A lot has happened since Donald Trump named Jeff Sessions his attorney general, creating a vacancy in the U.S. Senate. Here's a look at how that evolved into Tuesday's election choice between Doug Jones and Roy Moore.
November 2016: Donald Trump wins presidency, announces U.S. Sen. Jeff Sessions of Alabama will be appointed attorney general.
January 2017: Trump inaugurated president. Alabama Gov. Robert Bentley’s former aide Rebekah Mason is among his entourage at the inauguration. The governor is already under investigation for an alleged affair with Mason, and his admission creates a furor among Bentley’s critics.
Feb. 8, 2017: Sessions confirmed as attorney general.There’s already a long list of possible appointees to his seat. State Attorney General Luther Strange is a favorite, but critics say he shouldn’t accept an appointment from Bentley, who’s under investigation.
Feb. 9, 2017: Bentley appoints Strange to the Senate seat, roiling even the governor’s allies in the Alabama Legislature. Bentley sets special election for 2018.
April 9, 2017: Bentley resigns as governor, following a blistering report by investigators on his alleged affair and a guilty plea on campaign finance charges.
April 19, 2017: Suspended Alabama Supreme Court Chief Justice Roy Moore announces a run for the Senate seat. By primary day, the list of candidates will mushroom, with10 Republicans and eight Democrats on the ballot.
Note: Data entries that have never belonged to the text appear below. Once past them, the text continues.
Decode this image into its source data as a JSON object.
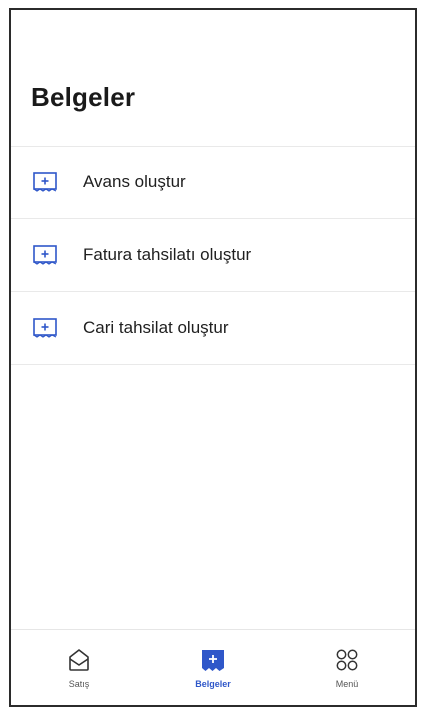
{
  "header": {
    "title": "Belgeler"
  },
  "list": {
    "items": [
      {
        "label": "Avans oluştur",
        "icon": "document-plus-icon"
      },
      {
        "label": "Fatura tahsilatı oluştur",
        "icon": "document-plus-icon"
      },
      {
        "label": "Cari tahsilat oluştur",
        "icon": "document-plus-icon"
      }
    ]
  },
  "bottom_nav": {
    "items": [
      {
        "label": "Satış",
        "icon": "home-icon",
        "active": false
      },
      {
        "label": "Belgeler",
        "icon": "document-plus-icon",
        "active": true
      },
      {
        "label": "Menü",
        "icon": "grid-circles-icon",
        "active": false
      }
    ]
  },
  "colors": {
    "accent": "#2f57c9",
    "text": "#1f1f1f",
    "divider": "#e9e9e9"
  }
}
May 18, 2017: Doug Jones, a Birmingham lawyer, enters the race as a Democrat.He’s known statewide for prosecuting Klansmen who bombed a black church in an infamous cold case. In Anniston, he’s also known as the special master in the PCB pollution settlement against Monsanto.
Aug. 15, 2017: Jones wins the Democratic nomination. Moore and Strange land in a runoff for the GOP nomination.Turnout in the race is 18 percent.
September 2017: Trump endorses Strange, but many of the president’s supporters back Moore.
Sept. 26, 2017: Moore wins the runoff by a 14-point margin.
October 2017: Jones crisscrosses the state, holding his biggest events in urban downtowns.Joe Biden stumps for him in Birmingham. Moore meets mostly with small crowds of strong small-town supporters,including an impromptu speech at an assisted living facility in Anniston.
Nov. 9, 2017: The Washington Post publishes accounts of four women who say Moore pursued them romantically when they were in their teens and Moore in his 30s. One woman says she was 14 when Moore initiated sexual contact with her. Alabama’s age of consent is 16.
Mid-November: National Republicans abandon Moore, butstate and local-level GOP officials circle their wagons.It’s too late for Republicans to replace Moore on the ballot, Alabama’s secretary of state says.
Nov. 15, 2017: Moore’s lawyers hold the first of several press conferences challenging the allegations. Meanwhile, al.com and The Washington Postpublish accounts by four more women, one of whom says Moore groped her when he was a lawyer representing her in a child custody case.
Nov. 28, 2017: Leigh Corfman, the Gadsden woman who says Moore pursued her at age 14, writes an open letter to Moore, asking him to “end ... smears and false denials.”
Dec. 8, 2017: Trump stumps for Moore in Pensacola, Fla., urging Republicans to get out and vote for their candidate.
Dec. 12, 2017: Election Day.